┏━━
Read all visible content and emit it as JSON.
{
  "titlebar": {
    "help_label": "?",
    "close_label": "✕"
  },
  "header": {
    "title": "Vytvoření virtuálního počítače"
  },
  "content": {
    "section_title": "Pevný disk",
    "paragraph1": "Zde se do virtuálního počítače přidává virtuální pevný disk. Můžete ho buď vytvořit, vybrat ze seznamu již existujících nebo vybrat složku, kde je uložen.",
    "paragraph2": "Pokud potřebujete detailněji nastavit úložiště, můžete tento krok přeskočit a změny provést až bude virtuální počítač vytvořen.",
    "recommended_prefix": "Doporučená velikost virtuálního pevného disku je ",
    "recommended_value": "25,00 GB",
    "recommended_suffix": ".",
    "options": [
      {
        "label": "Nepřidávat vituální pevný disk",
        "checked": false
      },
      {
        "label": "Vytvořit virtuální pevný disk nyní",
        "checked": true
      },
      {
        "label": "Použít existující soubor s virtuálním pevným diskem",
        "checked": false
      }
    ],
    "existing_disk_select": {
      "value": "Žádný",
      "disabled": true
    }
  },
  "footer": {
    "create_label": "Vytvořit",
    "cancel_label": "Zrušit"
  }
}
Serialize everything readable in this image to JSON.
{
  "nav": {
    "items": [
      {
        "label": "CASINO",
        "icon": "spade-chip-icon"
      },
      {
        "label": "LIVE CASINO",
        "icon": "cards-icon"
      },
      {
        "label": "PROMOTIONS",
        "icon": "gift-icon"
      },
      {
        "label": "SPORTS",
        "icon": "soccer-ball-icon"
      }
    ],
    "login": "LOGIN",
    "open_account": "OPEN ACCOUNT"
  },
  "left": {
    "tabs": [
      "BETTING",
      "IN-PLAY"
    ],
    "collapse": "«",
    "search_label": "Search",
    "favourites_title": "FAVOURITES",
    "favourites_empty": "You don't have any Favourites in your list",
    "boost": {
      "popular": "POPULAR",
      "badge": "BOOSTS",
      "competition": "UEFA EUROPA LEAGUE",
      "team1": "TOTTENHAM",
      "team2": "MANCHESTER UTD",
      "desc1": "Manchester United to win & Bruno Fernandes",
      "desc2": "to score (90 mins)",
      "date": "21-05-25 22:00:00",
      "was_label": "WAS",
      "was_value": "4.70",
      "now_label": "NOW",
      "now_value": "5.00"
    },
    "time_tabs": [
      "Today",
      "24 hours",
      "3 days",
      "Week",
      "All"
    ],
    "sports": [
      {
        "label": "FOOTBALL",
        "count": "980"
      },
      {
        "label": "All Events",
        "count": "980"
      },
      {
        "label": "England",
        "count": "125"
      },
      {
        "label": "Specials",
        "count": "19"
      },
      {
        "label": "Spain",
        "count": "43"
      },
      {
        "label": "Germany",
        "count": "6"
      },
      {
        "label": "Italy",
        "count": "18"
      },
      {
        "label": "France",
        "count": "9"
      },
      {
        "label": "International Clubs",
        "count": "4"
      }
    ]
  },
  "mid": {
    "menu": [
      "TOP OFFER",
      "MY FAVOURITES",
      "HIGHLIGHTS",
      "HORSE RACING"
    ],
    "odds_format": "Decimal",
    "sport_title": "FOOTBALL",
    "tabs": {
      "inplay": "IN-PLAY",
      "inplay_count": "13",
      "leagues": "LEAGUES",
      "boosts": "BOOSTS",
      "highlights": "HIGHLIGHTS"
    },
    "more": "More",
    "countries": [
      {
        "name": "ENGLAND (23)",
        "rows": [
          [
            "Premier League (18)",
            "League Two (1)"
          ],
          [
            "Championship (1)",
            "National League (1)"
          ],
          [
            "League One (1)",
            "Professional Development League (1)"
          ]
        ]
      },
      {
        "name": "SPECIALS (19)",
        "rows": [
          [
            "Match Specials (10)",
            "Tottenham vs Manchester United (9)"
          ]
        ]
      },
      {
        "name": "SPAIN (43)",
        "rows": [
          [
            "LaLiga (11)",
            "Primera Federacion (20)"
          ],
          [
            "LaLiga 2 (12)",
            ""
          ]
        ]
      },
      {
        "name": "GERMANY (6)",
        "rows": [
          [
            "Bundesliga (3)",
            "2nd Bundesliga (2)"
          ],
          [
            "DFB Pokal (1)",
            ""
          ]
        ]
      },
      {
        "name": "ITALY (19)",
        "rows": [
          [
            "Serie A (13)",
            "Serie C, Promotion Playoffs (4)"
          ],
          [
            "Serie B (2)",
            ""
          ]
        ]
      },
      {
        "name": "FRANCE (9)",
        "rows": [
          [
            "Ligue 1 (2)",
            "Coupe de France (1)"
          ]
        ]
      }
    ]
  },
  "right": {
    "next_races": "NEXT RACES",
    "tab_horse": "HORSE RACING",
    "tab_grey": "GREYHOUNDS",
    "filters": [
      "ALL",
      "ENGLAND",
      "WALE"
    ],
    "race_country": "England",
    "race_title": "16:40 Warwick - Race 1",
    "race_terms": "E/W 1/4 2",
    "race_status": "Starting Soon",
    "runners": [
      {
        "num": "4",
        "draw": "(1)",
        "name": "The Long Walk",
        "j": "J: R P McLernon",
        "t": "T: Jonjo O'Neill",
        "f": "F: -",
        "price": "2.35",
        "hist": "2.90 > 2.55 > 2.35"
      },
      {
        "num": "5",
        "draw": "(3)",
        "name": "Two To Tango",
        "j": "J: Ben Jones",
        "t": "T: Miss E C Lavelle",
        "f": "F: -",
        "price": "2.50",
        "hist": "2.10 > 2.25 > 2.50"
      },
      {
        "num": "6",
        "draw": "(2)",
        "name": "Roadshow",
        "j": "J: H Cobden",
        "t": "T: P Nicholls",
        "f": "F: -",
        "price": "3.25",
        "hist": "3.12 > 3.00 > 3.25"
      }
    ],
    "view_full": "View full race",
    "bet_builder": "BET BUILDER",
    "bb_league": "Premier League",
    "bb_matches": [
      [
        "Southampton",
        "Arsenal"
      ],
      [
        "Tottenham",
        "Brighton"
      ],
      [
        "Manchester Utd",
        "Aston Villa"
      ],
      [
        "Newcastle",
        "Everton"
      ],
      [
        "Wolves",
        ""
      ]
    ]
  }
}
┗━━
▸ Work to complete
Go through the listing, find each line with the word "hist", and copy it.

▸ Output below
        "hist": "2.90 > 2.55 > 2.35"
        "hist": "2.10 > 2.25 > 2.50"
        "hist": "3.12 > 3.00 > 3.25"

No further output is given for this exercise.